It hasn’t been a good start to the holiday for traditional sports fans, particularly the many of us who look first to the Atlantic Coast Conference for our weekend fix.
On Tuesday, Maryland, one of the charter members of the ACC, announced it was leaving for Big Ten Country — and the money. In fairness to Maryland, the university’s hand was forced by a financial crisis that led it in July to drop seven of its 27 sports — men’s tennis, women’s water polo, men’s and women’s swimming, acrobatics and tumbling, men’s cross country and men’s indoor track and field. Maryland officials say they expect to return those sports soon.
If that happens, credit the Big Ten’s television contract, the most lucrative in collegiate sports and the reason Maryland is looking westward. Rutgers will follow Maryland to the Big Ten, which will bring in another new market, New Jersey and New York, and make the television contract even more robust.
The money is why Maryland is willing to eat a $50 million exit fee from the ACC, which it and Florida State voted against adopting and Maryland will now try to negotiate downward.
But the move also means that Terp teams will be traveling longer distances for road contests, which could mean fewer fans in the seats for those games, perhaps causing apathy and an expensive ripple effect. Nebraska is a long way to go to freeze during a football game. So the move is not a slam dunk.
The loss is a major one for the Atlantic Coast Conference, which contracts to 11 teams — if only for a while.

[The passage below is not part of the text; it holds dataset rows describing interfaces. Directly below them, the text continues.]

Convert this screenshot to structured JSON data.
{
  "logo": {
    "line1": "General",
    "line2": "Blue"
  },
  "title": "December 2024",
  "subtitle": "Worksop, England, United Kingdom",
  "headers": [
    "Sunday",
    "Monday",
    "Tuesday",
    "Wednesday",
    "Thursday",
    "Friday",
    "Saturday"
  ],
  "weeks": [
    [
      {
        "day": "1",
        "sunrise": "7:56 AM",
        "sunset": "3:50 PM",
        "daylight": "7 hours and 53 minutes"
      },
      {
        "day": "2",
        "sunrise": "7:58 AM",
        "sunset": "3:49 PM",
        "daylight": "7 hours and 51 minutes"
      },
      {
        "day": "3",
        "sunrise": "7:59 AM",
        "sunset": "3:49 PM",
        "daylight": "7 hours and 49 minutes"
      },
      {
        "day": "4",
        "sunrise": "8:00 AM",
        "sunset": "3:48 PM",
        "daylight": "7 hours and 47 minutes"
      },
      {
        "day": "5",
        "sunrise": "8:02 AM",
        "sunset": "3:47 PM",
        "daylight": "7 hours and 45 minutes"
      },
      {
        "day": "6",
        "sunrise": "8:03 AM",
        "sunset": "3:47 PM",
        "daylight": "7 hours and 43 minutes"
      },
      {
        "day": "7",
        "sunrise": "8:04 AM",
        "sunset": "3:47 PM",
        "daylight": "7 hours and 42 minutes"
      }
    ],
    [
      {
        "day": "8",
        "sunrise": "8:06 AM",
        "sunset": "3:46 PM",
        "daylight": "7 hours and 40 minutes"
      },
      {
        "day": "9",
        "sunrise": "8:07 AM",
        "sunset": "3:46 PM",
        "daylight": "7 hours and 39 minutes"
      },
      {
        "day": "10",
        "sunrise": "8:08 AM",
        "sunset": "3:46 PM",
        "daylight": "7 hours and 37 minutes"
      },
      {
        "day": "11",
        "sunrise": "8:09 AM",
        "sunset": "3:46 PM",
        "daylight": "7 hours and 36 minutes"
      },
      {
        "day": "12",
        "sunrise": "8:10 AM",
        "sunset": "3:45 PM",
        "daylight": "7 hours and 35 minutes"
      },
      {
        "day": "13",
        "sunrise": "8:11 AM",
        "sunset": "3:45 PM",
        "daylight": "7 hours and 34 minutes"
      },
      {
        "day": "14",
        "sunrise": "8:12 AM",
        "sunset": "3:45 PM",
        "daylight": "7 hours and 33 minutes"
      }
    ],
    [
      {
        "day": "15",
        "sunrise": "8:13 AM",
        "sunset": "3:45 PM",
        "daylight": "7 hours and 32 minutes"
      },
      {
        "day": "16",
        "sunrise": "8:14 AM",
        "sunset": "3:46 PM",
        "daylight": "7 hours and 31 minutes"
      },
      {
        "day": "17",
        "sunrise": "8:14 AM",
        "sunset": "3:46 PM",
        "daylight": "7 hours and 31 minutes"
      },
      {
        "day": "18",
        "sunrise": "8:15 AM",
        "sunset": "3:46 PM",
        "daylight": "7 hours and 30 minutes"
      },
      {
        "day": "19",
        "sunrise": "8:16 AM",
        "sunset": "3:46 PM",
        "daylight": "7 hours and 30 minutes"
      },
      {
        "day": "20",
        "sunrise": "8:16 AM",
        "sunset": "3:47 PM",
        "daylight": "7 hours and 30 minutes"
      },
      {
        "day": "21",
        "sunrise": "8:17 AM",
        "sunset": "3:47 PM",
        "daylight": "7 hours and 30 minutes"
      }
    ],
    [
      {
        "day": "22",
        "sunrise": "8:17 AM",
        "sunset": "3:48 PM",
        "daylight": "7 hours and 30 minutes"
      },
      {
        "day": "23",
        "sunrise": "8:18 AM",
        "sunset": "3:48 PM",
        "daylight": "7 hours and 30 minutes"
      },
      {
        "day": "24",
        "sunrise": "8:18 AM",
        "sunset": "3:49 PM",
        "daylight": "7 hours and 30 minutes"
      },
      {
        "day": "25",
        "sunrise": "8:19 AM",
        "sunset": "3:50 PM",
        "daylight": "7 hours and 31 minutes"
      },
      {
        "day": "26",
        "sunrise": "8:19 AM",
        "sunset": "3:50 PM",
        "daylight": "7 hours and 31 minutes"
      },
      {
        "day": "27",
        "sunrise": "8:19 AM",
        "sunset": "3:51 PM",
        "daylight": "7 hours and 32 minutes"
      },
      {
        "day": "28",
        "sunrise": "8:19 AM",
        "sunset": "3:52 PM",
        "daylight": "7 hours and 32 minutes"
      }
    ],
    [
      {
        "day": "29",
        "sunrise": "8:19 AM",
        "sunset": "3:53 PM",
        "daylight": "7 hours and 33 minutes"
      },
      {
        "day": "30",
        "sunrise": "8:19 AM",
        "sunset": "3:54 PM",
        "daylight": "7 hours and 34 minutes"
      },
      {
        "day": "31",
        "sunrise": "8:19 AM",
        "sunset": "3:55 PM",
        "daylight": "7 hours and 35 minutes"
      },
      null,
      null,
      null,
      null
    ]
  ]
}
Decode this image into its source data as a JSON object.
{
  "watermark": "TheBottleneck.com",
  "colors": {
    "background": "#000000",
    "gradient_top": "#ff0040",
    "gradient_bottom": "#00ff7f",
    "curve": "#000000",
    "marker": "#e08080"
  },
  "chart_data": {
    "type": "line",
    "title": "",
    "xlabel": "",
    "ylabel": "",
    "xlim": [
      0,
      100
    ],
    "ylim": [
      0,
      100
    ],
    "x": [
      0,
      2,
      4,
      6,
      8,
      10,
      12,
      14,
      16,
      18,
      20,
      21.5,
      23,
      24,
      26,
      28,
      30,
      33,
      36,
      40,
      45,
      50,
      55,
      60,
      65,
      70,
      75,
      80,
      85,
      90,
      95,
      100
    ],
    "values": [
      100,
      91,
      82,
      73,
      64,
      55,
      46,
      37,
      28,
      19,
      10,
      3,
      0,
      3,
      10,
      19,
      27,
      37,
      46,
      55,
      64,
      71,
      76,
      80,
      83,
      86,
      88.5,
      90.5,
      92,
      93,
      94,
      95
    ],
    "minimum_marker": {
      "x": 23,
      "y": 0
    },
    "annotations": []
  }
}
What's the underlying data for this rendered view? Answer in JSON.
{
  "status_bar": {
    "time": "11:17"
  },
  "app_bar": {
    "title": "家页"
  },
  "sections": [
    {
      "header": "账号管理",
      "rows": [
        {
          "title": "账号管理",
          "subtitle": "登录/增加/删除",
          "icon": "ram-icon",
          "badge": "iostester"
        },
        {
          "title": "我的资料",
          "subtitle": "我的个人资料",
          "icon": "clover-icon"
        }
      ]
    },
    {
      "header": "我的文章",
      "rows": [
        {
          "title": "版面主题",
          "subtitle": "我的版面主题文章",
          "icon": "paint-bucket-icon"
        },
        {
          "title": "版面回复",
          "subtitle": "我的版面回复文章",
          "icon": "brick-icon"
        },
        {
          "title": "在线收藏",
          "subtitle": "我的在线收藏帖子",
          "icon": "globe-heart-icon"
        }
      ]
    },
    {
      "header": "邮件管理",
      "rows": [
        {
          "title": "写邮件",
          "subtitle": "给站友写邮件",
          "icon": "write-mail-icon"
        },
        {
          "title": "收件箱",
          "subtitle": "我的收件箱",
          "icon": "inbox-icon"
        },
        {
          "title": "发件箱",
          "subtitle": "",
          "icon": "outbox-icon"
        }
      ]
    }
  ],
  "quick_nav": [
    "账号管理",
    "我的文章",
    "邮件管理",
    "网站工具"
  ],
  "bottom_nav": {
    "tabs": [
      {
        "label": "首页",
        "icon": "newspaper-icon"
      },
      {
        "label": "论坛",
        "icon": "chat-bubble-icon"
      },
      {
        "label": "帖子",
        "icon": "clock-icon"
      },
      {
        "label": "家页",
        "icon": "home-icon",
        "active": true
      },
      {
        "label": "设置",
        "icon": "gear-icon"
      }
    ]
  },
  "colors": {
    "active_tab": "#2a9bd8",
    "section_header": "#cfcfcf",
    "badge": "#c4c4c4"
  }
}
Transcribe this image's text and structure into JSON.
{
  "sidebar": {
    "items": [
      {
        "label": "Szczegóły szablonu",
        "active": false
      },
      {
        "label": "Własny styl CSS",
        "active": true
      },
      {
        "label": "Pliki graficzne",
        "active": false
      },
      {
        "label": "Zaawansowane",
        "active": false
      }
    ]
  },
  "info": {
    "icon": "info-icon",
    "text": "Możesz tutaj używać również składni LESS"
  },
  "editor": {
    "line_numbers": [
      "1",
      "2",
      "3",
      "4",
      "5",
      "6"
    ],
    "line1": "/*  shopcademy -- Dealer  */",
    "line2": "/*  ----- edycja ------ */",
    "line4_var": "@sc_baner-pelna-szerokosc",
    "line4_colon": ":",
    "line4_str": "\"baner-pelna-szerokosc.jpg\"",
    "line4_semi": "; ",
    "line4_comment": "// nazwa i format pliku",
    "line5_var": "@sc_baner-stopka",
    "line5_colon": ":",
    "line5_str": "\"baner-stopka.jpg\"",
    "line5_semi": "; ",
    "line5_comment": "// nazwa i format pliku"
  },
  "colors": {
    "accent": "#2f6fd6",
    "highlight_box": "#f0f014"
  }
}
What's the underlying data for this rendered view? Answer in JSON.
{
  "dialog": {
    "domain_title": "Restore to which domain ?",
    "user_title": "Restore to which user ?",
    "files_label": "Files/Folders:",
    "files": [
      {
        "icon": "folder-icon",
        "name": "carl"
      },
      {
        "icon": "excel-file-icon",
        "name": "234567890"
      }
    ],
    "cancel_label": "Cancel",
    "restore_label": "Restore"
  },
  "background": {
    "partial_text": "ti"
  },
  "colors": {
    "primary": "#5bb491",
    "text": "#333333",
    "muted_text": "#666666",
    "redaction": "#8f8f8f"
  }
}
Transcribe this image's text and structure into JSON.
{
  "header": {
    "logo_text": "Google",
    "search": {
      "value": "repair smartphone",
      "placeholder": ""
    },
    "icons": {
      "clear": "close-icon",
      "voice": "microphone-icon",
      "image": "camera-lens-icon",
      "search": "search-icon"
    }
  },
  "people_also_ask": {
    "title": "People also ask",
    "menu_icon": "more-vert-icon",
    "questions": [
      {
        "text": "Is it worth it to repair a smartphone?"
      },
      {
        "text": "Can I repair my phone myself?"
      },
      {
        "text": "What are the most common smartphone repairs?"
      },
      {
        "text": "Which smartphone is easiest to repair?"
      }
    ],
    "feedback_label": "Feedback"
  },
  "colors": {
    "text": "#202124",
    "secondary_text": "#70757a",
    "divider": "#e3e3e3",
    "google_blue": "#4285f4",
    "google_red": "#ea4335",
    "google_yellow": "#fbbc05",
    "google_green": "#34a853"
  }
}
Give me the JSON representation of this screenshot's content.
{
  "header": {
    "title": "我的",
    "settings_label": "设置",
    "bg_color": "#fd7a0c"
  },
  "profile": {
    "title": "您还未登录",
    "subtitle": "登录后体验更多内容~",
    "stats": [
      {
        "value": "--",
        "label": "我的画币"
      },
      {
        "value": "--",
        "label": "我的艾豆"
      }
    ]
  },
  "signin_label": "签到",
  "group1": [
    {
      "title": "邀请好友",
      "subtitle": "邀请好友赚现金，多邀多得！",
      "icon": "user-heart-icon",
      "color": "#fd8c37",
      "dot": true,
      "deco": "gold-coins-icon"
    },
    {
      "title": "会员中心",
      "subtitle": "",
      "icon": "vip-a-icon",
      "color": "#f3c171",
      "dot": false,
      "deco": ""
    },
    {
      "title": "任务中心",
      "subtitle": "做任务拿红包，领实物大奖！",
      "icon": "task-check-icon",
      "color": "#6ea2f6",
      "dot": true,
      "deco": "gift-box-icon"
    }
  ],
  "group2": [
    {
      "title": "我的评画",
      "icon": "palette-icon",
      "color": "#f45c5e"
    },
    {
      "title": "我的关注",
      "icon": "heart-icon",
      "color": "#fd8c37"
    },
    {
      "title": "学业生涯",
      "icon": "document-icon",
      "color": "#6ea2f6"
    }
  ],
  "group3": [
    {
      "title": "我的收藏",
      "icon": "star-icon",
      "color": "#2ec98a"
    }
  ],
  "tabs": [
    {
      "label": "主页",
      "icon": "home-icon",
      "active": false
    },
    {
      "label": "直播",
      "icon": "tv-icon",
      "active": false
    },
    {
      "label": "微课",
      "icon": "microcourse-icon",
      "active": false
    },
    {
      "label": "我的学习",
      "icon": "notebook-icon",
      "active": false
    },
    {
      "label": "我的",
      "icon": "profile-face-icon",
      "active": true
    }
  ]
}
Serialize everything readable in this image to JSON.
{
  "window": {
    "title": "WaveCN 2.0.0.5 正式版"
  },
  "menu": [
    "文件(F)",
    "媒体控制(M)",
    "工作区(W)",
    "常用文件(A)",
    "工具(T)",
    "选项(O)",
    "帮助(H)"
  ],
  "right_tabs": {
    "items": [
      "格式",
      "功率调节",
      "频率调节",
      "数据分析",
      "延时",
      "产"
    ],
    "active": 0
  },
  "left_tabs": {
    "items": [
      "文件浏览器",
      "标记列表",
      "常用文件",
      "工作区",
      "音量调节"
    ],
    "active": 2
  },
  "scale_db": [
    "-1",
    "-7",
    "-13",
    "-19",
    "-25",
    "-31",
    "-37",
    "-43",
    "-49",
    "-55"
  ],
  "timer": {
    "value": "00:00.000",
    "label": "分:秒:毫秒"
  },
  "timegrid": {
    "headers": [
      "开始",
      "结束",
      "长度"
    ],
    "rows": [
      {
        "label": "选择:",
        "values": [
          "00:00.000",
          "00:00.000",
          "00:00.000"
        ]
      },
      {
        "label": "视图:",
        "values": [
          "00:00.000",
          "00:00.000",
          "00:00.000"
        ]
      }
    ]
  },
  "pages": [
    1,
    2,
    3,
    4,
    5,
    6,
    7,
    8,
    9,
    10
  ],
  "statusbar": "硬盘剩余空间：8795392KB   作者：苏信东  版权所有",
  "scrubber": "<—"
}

Maryland has a rich athletic history, with national championships in both basketball and football. Some of the Atlantic Coast Conference’s most stories basketball times were when Terp Coach Lefty Driesell was stomping the sidelines in the early and mid-1970s trying to defeat Dean Smith’s Tar Heels and Norm Sloan’s Wolfpack, a period when those teams were routinely ranked among the nation’s top 5.
The ACC’s future, while less certain, is far from bleak.
The league recently announced that Notre Dame was coming on board in all sports except football and hockey. In football, the Irish don’t want to share their TV money, and there is no ACC competition in hockey.
Syracuse and Pittsburgh are joining the ACC, and the conference will go looking for a replacement for Maryland, and, most likely, a 16th member to keep the divisions, the Coastal and the Atlantic, balanced at eight teams each.
The ACC keeps plenty of bullets, the basketball programs at Duke University and the University of North Carolina, and a resurgent N.C. State hoops program, Florida State and Clemson in football, and the around-the-world reach of Notre Dame.
Those are bargaining chips when the ACC goes shopping for its own television deal.
But what was made clear this week is that college athletics is in a transition period, that money, not geography, draws the lines for conferences, and those conferences and universities that don’t aggressively chart their future have a lot to lose — and we aren’t talking about on the scoreboard.